### PROBLEM
Using the records below, find every line that includes "agencies" and copy it.

Dataset rows for apps and sites
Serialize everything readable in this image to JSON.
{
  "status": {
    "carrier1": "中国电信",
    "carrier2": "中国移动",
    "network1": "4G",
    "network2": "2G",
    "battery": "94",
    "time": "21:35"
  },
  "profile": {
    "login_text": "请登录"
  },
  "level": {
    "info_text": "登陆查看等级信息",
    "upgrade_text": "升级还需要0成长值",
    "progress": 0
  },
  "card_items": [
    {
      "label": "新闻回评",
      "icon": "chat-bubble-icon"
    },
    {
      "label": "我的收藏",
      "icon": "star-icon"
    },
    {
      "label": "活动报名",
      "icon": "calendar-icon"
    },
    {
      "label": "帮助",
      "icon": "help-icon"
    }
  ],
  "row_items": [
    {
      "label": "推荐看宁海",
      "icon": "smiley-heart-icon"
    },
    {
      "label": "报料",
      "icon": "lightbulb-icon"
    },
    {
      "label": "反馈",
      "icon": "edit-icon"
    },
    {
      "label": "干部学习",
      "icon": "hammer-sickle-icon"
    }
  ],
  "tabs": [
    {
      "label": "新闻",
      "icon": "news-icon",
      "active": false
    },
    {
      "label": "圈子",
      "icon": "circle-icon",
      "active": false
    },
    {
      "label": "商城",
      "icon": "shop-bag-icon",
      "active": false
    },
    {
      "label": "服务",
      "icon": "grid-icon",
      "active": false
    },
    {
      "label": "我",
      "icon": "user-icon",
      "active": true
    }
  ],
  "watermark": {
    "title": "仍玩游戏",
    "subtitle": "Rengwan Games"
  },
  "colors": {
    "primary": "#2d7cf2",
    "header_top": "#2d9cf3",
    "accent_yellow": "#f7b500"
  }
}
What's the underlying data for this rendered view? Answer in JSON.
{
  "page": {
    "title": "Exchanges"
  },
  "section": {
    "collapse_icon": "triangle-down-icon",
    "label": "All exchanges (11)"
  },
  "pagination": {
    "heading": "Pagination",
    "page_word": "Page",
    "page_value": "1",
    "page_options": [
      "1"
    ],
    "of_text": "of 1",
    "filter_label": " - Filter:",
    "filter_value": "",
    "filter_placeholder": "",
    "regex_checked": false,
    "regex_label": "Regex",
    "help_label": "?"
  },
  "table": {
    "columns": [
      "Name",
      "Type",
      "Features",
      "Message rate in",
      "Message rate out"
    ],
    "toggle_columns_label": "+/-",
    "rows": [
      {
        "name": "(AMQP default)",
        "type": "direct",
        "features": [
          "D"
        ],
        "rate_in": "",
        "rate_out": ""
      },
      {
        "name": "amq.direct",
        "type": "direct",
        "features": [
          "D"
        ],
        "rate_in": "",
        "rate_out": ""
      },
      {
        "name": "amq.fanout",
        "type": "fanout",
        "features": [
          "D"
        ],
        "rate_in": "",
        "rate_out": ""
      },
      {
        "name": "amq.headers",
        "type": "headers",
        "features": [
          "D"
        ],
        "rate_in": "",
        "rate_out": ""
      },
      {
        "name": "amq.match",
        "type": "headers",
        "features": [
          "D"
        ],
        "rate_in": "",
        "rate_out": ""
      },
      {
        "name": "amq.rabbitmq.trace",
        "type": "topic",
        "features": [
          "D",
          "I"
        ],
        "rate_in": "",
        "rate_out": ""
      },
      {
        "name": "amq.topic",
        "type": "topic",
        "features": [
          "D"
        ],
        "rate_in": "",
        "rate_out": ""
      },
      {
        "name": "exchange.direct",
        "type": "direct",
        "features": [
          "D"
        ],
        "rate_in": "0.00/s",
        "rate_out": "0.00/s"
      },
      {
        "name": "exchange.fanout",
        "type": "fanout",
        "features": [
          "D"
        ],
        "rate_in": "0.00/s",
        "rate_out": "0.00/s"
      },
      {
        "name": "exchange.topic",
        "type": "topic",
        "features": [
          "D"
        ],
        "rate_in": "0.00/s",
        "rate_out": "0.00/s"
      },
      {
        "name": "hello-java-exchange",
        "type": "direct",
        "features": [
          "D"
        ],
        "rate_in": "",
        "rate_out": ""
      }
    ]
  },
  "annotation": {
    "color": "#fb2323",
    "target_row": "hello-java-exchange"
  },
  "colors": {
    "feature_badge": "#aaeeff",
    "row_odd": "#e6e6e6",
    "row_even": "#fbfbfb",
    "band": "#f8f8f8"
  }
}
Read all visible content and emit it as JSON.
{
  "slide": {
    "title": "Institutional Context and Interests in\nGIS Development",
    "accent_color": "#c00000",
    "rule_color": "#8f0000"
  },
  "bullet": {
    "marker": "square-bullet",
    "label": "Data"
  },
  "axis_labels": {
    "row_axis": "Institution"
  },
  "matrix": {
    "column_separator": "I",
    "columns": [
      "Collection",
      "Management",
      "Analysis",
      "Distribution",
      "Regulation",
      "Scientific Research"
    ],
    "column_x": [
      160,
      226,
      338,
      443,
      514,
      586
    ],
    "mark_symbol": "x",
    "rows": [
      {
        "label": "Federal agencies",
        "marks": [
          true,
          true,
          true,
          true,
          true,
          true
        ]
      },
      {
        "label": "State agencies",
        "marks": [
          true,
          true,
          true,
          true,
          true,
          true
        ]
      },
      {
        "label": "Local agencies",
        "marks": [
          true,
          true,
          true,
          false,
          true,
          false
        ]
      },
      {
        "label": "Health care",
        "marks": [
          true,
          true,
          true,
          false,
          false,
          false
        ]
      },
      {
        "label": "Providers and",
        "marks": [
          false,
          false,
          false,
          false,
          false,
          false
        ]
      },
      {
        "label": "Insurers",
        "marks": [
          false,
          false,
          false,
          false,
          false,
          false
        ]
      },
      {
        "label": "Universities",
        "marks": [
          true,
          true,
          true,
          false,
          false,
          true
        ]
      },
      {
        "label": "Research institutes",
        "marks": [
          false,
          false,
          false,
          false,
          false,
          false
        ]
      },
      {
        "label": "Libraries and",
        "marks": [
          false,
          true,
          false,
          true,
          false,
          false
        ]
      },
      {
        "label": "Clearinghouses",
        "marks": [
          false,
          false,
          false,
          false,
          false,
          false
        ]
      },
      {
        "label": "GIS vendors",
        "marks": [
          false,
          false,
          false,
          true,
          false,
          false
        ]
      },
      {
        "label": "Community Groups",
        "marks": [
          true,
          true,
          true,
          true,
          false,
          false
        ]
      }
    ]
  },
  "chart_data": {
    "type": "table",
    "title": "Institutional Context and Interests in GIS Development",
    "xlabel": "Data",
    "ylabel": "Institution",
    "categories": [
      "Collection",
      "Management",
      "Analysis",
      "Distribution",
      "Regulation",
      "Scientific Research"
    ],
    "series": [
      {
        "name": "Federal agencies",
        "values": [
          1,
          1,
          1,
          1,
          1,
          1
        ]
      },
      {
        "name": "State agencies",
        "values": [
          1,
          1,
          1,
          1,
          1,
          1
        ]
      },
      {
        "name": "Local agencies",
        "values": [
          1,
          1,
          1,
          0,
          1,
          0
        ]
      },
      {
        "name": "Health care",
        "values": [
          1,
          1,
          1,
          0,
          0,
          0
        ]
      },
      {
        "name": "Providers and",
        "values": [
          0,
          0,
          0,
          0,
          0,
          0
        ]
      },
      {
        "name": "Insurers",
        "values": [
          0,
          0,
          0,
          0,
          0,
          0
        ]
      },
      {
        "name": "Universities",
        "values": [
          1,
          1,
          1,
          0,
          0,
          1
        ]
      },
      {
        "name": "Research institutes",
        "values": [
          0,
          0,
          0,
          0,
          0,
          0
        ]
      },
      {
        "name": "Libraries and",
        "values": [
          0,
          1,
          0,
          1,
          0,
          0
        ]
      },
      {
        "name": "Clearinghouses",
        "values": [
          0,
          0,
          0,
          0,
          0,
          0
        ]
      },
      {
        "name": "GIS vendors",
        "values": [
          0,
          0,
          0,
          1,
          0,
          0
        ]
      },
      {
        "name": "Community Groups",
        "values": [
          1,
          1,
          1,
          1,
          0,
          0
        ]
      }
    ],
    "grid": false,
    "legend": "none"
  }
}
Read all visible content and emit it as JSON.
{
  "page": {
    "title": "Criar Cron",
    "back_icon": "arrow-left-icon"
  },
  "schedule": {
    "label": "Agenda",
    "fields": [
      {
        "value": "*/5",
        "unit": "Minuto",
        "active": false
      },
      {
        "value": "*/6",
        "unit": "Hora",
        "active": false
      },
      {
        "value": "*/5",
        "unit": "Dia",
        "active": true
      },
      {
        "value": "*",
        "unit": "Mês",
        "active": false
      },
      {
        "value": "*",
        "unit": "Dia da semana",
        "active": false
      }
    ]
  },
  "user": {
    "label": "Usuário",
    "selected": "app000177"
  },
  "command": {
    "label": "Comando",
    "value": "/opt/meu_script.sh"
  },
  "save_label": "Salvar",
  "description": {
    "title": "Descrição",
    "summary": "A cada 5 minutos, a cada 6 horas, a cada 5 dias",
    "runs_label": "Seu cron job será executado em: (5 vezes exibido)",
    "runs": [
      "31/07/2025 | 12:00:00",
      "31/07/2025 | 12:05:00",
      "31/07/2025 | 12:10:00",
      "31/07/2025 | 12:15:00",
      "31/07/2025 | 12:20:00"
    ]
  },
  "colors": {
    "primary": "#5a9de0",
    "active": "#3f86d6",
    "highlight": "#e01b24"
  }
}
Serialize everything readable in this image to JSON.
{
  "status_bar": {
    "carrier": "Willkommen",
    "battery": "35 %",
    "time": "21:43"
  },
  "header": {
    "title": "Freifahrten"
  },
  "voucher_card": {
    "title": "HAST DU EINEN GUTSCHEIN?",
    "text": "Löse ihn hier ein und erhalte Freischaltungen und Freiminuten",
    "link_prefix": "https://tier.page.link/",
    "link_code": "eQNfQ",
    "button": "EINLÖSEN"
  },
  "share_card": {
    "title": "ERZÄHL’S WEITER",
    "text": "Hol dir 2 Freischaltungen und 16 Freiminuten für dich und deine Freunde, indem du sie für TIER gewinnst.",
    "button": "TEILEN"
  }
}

### WRITTEN SOLUTION
        "label": "Federal agencies",
        "label": "State agencies",
        "label": "Local agencies",
        "name": "Federal agencies",
        "name": "State agencies",
        "name": "Local agencies",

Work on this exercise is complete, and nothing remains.